These versions of MLX shared a format consisting of six data bytes in decimal format, plus a seventh byte which served as a checksum. Although each line began with the memory address, and bytes were separated with commas, these did not have to be typed; the program auto-incremented the address and automatically printed the comma delimiters every three characters. Invalid keystrokes were filtered out. When a line was completely typed, it was automatically verified against the checksum value. If it matched, the user would be prompted for the next line. If not, a warning buzzer would sound and the invalid input would be discarded so that the user could retype the line. Several keyboard keys were redefined to create a makeshift numeric keypad.

Generally, MLX listings were reserved for relatively long machine language programs such as SpeedScript, while shorter programs were often printed in the form of BASIC loaders that used DATA statements to POKE the code into memory.

An example of MLX type-in program code as printed in a COMPUTE!'s Gazette magazine.

Although the original MLX was a more efficient entry method than BASIC loaders with DATA statements, it had a number of issues. Foremost among them was that it POKEd the data entered directly into the affected area of memory. Since many machine language programs were located partially or entirely in the BASIC RAM area, this meant that the user had to manually adjust the pointers to the top and bottom of BASIC RAM (using POKE statements provided in the article) before running MLX to keep the entry program from encroaching on the code and vice versa. If a program was entered in multiple sittings, this had to be done each time. Also, decimal storage required seven keystrokes for each two bytes entered (taking into account the checksums). Furthermore, many transposition errors were overlooked by the original MLX's unsophisticated checksum algorithm.

Improved version[edit]

A new version of MLX was introduced for the Apple II family in the June 1985 issue.[2] This version used an 8-byte-per-line hexadecimal format. A more sophisticated hash algorithm was implemented to catch errors overlooked by the original, only failing to notice a substitution of 0xFF and 0x00.

The same improved layout and hashing was then ported back to the Commodore 64. This version also added an editor buffer located at a single location in memory, removing the need to POKE memory locations at startup. The new version, known simply as "the new MLX", first appeared in the December 1985 issue of COMPUTE!.[3] It appeared in COMPUTE!'s Gazette the following month. This replacement version of MLX was very successful, and continued to be used until COMPUTE!'s Gazette switched over to a disk-only format in December 1993.

Sources[edit]

References[edit]
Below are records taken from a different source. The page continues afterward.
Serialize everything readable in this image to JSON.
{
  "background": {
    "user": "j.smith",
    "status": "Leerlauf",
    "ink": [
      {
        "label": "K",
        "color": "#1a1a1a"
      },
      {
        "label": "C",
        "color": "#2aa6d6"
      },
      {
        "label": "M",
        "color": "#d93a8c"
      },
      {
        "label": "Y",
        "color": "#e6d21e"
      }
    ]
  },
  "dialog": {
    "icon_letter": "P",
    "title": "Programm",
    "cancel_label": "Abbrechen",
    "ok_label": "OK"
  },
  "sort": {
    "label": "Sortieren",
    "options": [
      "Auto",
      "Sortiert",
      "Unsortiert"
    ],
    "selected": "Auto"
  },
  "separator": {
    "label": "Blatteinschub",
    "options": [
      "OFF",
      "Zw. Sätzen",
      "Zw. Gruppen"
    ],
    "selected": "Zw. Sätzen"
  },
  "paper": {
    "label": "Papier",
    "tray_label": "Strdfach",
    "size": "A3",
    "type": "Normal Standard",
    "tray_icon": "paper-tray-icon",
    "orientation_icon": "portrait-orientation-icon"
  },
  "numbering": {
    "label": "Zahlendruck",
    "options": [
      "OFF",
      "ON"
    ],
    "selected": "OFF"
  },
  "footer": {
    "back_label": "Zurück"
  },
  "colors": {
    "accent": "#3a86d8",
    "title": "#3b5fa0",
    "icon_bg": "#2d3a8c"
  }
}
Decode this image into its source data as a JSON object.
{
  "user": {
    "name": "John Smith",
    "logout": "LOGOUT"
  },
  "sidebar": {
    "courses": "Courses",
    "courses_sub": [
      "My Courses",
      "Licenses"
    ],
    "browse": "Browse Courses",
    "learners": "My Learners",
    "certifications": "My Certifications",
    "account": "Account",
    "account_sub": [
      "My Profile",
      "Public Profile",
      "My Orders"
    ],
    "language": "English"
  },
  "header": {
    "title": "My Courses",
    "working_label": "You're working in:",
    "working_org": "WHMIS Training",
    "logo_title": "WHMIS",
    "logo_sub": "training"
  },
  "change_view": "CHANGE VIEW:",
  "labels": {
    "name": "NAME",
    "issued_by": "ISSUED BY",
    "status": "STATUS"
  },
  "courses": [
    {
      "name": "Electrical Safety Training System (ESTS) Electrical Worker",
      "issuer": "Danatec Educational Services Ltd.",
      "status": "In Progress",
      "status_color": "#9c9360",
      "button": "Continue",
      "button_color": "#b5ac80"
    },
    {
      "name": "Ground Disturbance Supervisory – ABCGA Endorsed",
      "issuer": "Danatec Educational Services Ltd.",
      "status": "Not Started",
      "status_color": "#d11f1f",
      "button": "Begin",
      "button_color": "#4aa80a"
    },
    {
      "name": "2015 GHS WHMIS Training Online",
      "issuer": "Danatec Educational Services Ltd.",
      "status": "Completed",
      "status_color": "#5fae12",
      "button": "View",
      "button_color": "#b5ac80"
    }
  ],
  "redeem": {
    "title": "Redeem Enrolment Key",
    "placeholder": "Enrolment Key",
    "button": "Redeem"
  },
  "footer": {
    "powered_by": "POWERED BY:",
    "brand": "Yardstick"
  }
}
  1. ^ Charles Brannon, "MLX: Machine Language Entry Program For Atari And Commodore 64", COMPUTE!, December 1983, p. 216
  2. ^ Tim Victor, "Apple MLX: Machine Language Entry Program", Compute!, June 1985, p. 114
  3. ^ Ottis Cowper, "The New MLX: Enhanced Machine Language Editor for the Commodore 64", Computer!, December 1985, p. 74